New Kids On The Block (O2 Arena, London)
Walking into the O2 at the weekend and seeing the sheer volume of women aged in their late Twenties and Thirties, there was no mistaking a reformed boy band would be performing.
But it wasn’t Take That or Boyzone, it was their American predecessor, New Kids On The Block, who is credited with inspiring their British and Irish counterparts.
Now aged between 36 and 40 and 18 years after their latest UK concert, the five-piece from Boston had a lot to prove.
A video montage of the group in their heyday fuelled the tension in the room and you could hear the collective baited breath of the thousands of women in the audience waiting in anticipation to see their teen idols.
As the first bars of their latest release, the catchy R&B ballad ‘Single’ kicked in and the group were raised to the stage, the 20,000 sell-out crowd erupted into hysteria.
While keen to show off their new material, the group were well aware the fans were there for their greatest hits and really got into the swing of things with their first UK No.1 ‘You Got It (The Right Stuff)’ and album track ‘My Favourite Girl’.

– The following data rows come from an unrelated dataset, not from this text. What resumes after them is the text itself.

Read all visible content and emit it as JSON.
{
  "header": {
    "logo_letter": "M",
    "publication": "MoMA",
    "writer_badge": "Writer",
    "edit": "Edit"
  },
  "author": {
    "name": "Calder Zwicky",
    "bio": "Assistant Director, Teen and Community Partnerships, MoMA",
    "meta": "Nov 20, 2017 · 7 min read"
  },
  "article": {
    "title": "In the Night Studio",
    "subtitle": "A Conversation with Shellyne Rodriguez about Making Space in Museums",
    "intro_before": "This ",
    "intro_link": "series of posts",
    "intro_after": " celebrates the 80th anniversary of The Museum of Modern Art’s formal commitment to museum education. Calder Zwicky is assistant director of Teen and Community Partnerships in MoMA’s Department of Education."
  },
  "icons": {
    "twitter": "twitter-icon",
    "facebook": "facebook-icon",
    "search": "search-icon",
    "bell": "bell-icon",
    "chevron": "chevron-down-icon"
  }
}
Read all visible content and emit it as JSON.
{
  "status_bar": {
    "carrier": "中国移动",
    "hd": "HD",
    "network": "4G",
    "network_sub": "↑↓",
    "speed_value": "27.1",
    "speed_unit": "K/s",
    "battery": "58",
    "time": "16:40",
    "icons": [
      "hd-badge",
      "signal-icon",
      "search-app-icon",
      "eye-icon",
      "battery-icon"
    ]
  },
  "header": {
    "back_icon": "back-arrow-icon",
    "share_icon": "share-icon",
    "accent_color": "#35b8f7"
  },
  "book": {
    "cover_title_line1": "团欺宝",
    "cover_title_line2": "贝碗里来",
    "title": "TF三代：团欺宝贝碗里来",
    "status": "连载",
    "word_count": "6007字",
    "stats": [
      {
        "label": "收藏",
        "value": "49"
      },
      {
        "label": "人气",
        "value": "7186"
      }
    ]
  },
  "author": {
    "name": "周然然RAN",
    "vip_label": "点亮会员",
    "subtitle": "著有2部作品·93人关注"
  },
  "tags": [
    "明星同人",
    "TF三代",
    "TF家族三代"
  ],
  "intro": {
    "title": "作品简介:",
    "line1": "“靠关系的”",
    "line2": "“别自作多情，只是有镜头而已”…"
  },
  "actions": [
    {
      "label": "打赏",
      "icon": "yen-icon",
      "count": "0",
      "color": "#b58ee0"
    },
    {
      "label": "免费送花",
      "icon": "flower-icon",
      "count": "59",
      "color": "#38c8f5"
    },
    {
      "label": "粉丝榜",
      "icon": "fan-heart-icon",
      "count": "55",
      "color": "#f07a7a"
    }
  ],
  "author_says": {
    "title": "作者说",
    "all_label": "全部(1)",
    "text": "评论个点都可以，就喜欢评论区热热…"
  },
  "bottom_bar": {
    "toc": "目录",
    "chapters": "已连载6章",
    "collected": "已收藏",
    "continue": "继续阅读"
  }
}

Not dissimilar from a raucous hen night, the fans would continue to scream excitedly throughout the night whenever their favourite Kid performed a solo verse.
In contrast to when they performed to teenagers in the UK back in the early Nineties, the old Kids were able to push the boundaries for their older audience and whipped the already hysterical women into a frenzy with the odd crotch-grab during their slick dance routines.
Having originally seen them in concert back in 1991, I was expecting to see less dancing and wasn’t sure what to expect to with the vocals.
But it appears the years have matured the group’s voices, in particular the group’s ‘baby’ Joey McIntyre, whose Broadway experience has obviously boosted his vocal range.
As hoped, Jordan Knight still has his falsetto voice and hit those high notes as he sang ‘Didn’t I Blow You Mind’ and ‘Valentine Girl’.
During the concert, Donnie, Joey and Jordan Knight all enjoyed solo sessions on stage, leaving the less prominent members Jonathan Knight and Danny Wood sticking to the group songs.
Rather impressively, 39-year-old Danny, known as the dancer and muscleman of the group, still showed he could breakdance after all these years.
Donnie Wahlberg, the ‘wild one’ of the band, was full of flirtatious chat and repeatedly flattered the audience as he declared his love for London and its women.
Pandering to the fans, the group wore Arsenal, Liverpool and England football shirts and Wahlberg took his Brit love one step further by pulling his jeans down to reveal a pair of Union Jack shorts.
While it was clear all the fans were the originals back for a taste of nostalgia, the high production values and the strong vocals from new releases ‘Summertime’, ‘Dirty Dancing’ and ‘Twisted’ would impress today’s teenage pop connoisseurs.
While the overall set for New Kids On The Block was basic, the show wasn’t lacking.
All fears about how the time since the group disbanded in 1994 would affect their performance quickly subsided after the show began.
I was pleasantly surprised to see both their vocals, and dare I say it the dance moves, were better than first time round.
The show ended on a high with an energetic, rousing performance of two of their biggest songs, ‘Step By Step’ and ‘Hangin’ Tough’, which would convince any skeptics of their entertainment ability.
While the only kids in New Kids On The Block these days are the bandmembers’s own children, the group are still the right side of middle-age and proved they’re still ‘Hangin’ Tough’.
Verdict: A good dose of nostalgia and all-round entertainment
http://www.dailymai l.co.uk/tvshowbi z/reviews/ article-1130270/ New-Kids- On-The-Block- They-approaching -middle-age- Kids-Hangin- Tough.html